by Mel Green
Headlines which announce the failure of Proposition 5 are premature. Unanticipated voter turnout due to irregularities caused by misinformation sent out by Prop 5 opponent Jim Minnery leave a deep cloud over election results.
I wrote a story yesterday which I gave the title “Yes on 5: The final lap.” But I was wrong. It turns out we may have a few more laps to go.
In spite of the Anchorage Daily News headline “Voters reject sexual orientation initiative”, it’s far from clear that voters have in fact done so. Two hours before voting ended last night, numerous polling places had run out of ballots. Staff of the municipal clerk’s office was sent scurrying all over town bringing additional ballots and even additional envelopes for questioned ballots. Thousands of unanticipated questioned ballots were cast, some of them by voters who had been forced to stand in line waiting to vote, others by voters who might, according to Municipal Clerk Barbara Gruenstein, not even be qualified to vote in this election. There were scattered reports of some voters being turned away from the polls. And questions abounded.
Questioned ballots abounded, too. By night’s end, the municipal clerk’s office was left with an unknown number of questioned ballots, and had no real idea of how long it might take to examine them and count the valid ones. Absentee ballots (including early voting ballots), which were also used in high numbers, had also not been counted.

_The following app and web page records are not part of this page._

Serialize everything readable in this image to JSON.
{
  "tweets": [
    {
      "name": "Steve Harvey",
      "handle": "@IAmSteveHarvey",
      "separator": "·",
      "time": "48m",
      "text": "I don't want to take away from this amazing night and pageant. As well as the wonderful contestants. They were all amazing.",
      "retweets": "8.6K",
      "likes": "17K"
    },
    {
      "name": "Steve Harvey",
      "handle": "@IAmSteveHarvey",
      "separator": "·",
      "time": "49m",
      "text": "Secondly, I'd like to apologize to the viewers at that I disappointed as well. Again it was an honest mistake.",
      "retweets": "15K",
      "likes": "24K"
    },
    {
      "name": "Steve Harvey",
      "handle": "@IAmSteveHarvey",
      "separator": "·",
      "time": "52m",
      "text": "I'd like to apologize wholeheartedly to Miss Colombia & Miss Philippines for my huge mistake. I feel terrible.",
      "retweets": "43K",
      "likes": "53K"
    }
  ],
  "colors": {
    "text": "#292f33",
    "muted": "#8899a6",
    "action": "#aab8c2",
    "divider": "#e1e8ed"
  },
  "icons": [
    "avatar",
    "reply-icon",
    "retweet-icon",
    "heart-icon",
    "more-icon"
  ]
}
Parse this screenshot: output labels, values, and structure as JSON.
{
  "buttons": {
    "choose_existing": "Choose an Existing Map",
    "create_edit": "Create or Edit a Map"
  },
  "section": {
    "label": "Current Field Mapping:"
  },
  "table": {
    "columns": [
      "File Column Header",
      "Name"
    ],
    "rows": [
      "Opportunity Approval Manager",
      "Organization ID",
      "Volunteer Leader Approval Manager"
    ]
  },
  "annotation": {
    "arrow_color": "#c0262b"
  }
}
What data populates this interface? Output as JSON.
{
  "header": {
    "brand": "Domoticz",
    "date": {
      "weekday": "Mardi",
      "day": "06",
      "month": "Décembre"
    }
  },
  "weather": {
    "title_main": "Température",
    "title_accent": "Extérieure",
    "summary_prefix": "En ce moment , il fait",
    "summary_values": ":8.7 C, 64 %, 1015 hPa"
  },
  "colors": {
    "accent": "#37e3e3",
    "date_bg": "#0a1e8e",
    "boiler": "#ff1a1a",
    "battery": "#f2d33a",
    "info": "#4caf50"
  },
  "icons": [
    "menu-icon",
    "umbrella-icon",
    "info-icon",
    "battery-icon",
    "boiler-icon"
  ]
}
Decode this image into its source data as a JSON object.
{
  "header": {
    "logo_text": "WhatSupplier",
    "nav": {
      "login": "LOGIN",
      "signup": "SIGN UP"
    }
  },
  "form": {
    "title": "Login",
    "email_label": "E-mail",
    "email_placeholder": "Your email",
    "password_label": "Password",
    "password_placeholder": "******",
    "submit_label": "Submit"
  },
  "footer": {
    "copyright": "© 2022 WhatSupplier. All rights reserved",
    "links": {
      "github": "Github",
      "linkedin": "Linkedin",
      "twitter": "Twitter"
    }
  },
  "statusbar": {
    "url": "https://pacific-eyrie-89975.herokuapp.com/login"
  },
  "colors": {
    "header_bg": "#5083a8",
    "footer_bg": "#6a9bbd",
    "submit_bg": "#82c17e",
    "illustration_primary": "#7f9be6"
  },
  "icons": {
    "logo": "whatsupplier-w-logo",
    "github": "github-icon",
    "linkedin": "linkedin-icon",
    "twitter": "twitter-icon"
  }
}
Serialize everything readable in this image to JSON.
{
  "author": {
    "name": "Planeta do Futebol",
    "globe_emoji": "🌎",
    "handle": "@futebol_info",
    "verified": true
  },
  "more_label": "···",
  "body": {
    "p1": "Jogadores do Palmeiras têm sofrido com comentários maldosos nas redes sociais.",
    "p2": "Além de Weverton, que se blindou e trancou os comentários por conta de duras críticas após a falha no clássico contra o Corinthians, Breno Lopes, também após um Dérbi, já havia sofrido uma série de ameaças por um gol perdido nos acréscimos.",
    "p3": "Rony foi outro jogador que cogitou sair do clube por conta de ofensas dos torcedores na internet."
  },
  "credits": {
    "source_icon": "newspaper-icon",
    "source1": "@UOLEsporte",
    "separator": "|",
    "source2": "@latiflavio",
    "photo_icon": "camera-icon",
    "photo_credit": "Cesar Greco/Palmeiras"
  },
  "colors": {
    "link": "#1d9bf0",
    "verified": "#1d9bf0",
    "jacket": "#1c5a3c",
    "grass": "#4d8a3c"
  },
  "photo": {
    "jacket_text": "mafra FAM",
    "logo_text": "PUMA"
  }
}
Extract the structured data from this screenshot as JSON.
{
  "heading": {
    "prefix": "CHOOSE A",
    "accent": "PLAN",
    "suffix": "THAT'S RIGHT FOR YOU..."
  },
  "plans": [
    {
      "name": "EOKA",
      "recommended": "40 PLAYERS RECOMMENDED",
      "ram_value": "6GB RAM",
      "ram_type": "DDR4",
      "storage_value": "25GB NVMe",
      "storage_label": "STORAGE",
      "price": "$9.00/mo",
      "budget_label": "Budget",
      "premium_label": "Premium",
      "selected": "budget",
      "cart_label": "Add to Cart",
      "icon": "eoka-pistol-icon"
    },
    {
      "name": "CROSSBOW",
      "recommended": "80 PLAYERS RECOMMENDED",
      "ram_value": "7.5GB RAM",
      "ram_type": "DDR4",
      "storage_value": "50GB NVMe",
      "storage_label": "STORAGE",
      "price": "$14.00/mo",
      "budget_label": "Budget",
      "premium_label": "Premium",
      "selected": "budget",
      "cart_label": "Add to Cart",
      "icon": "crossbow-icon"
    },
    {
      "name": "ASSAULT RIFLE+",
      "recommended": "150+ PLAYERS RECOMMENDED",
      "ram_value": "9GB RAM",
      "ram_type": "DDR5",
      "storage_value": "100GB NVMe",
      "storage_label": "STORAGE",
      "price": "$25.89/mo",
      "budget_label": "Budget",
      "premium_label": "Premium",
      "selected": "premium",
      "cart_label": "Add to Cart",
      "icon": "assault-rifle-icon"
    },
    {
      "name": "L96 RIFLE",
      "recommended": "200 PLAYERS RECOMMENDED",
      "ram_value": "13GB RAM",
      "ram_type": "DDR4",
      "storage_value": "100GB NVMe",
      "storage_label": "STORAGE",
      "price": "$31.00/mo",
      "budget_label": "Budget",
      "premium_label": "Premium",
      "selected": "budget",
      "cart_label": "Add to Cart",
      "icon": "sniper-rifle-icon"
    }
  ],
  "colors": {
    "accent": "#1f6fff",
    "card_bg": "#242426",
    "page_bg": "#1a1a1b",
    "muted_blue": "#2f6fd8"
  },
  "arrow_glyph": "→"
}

Absentee and question ballots will be counted on April 13.
Will those ballots be enough to tip the scale in favor of Proposition 5? We don’t know. We also don’t know who much they might affect other races.
And again, the questions abound: how did this situation come to be? might the election be challenged? is there any basis for those whispers about possible fraud?
Anchorage elections normally have a fairly low voter turnout. Mayoral elections — which this one was — tend to have slightly higher turnouts. According to Alaska Dispatch, the last mayoral election had a 30 percent turnout, compared with 23 percent and 20 percent in recent non-mayoral years.
But this year’s turnout was unprecedented, at a level no one could have foreseen. Or so we’d might like to assume.